14h
comment Cluster points and the sequence 1,1,2,1,2,3,1,2,3,4,1,…
Better is, "consisting of an infinite subsequence of those rationals", I think.
14h
comment Product topology and projection mappings.
If I understand you correctly, yes. $p_1^{-1}[U]$ is all pairs $(x,y)$ with $x \in U$ and no condition on $y$, hence the intersection with the other set.
19h
comment subset of a complete space has a relatively compact $\varepsilon$-net.
What is a "relatively compact set"? One with compact closure (terminology differs). And a relatively compact "net" is a subset that is relatively compact in this (to be defined) sense, and that is a traditional $\varepsilon$-net, I suppose? Has compact = sequentially compact etc. been studied before?
19h
revised subset of a complete space has a relatively compact $\varepsilon$-net.

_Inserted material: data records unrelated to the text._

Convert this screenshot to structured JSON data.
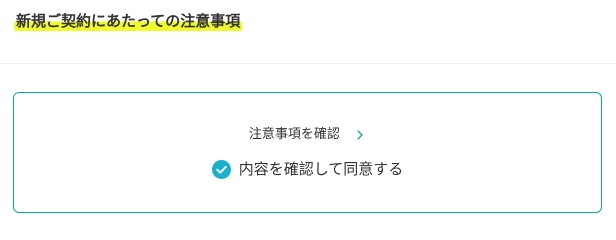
{
  "header": {
    "title": "新規ご契約にあたっての注意事項"
  },
  "notice": {
    "confirm_link_label": "注意事項を確認",
    "agree_label": "内容を確認して同意する",
    "agree_checked": true
  },
  "colors": {
    "accent": "#13a89c",
    "check": "#1ab0cc",
    "highlight": "#f1fb2b",
    "text": "#333333"
  },
  "icons": {
    "link_arrow": "chevron-right-icon",
    "checkbox": "check-circle-icon"
  }
}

edited tags
19h
answered Product topology and projection mappings.
19h
revised Product topology and projection mappings.
LateX

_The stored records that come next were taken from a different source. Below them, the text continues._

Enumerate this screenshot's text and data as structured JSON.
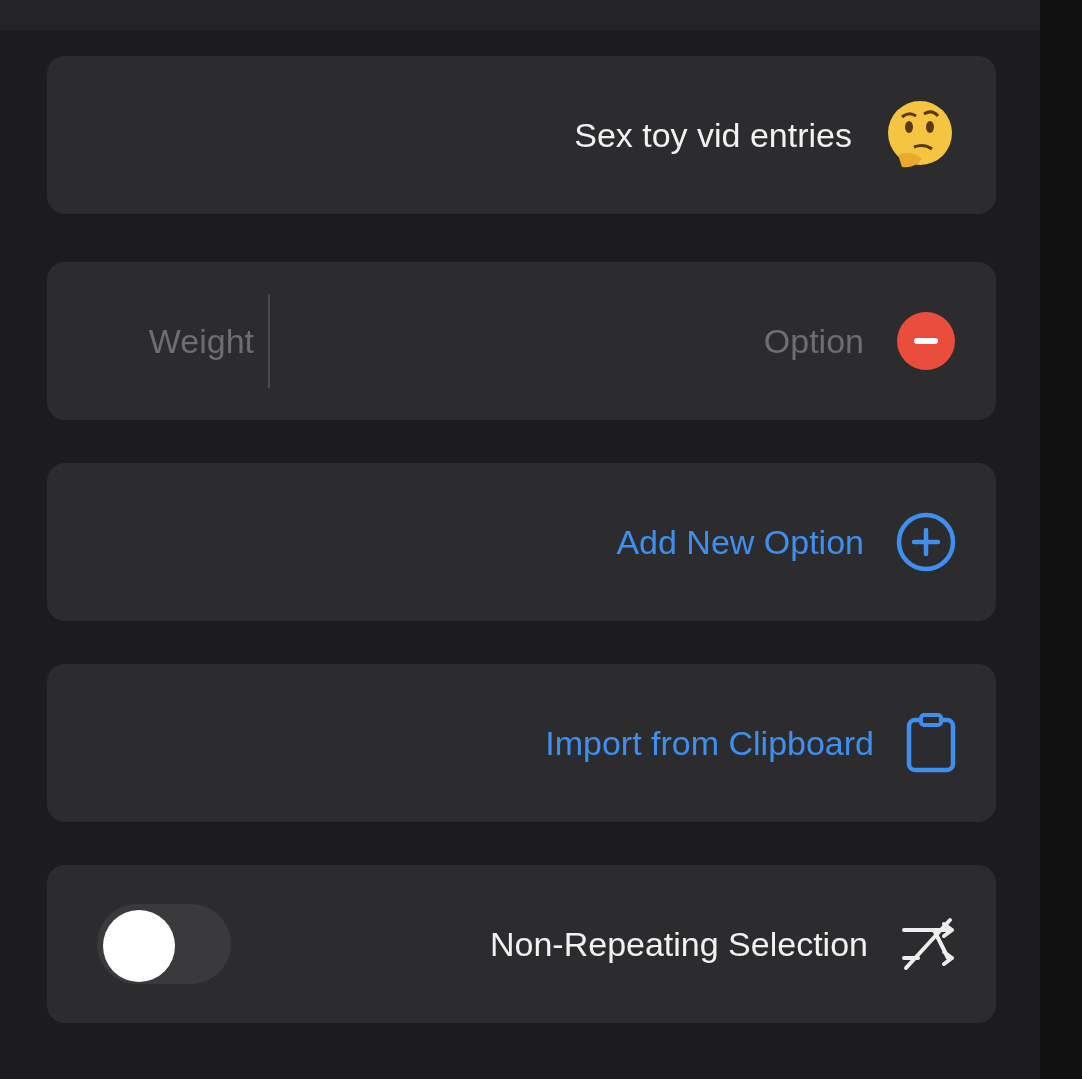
{
  "title": {
    "text": "Sex toy vid entries"
  },
  "options": [
    {
      "option_placeholder": "Option",
      "weight_placeholder": "Weight"
    }
  ],
  "actions": [
    {
      "kind": "add",
      "label": "Add New Option"
    },
    {
      "kind": "import",
      "label": "Import from Clipboard"
    }
  ],
  "settings": [
    {
      "label": "Non-Repeating Selection",
      "on": false
    }
  ]
}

1d
comment Number of ways to partition $40$ balls with $4$ colors into $4$ baskets
Modified formula to be more standard.
1d
revised Number of ways to partition $40$ balls with $4$ colors into $4$ baskets
added 13 characters in body
1d
revised Prove that $(A \cup B)\setminus B=A$ if and only if $A$ and $B$ are disjoint.
added 18 characters in body; edited title
1d
comment Relations between cluster points of nets and types of accumulation points of sets
Problem is, that for uncountable image sets there are very many index sets and nets that will have the same range. The range is way too coarse compared to the net structure (which includes the order on the index set!). What kind of result are you aiming for?
1d
comment Proof of $\aleph_0^{\aleph_0} = \mathbb{c}$ without using Cantor's $2^{\aleph_0} = \mathbb{c}$
This shows that there is an injection from $\mathbb{N}^\mathbb{N}$ into the reals. And equality?
1d
comment Find GCD of polynomials over GF(101)
Do you know how to add, subtract, multiply and divide in $GF(101)$? If you know that, proceed like you would in the reals. There really is no algorithmic difference.
2d
comment Prob. 10 (d), Sec. 19 in Munkres' TOPOLOGY, 2nd ed: How to show that this map is open?
Show $f \left[\cap_{i=1}^n f_{\alpha_i}^{-1}[U_{\alpha_i}] \right]$ is exactly the product set (with the other $U_\alpha = X_\alpha$) intersected with $Z$. Then $f$ is open in base elements and so open for all, as images preserve unions.
2d
comment Prob. 10 (d), Sec. 19 in Munkres' TOPOLOGY, 2nd ed: How to show that this map is open?
(b) is false as stated, you only have a subbase. You need to add finite intersections of those sets to get a base.
2d
comment Decode the text using a 3×3 Hill Cipher
Try "theintern" at all positions (start at the beginning), and solve for the matrix (nine equations, nine unknowns), and decrypt the rest to see if it makes sense. If it fails, try another position. Use a program.
Feb
3
comment Covering maps are proper?
You show that $p^{-1}[K]$ is compact for compact $K$, which is what follows from closedness and compact fibres
Feb
2
comment Covering maps are proper?
You know that if $p$ is closed, continuous and has compact fibres, then $p$ preserves inverse compactness? It's pretty easy to see that finite fibres on a covering map makes $p$ closed, (and fibres compact) so then you're done. See part of the argument in at.yorku.ca/cgi-bin/… for more details.
Feb
2
comment Covering maps are proper?
You're assuming everything is metric (or at least that compact and sequentially compact are the same). You could give a more general proof without sequences.
Feb
2
revised Involutary Keys for Shift Cipher
edited body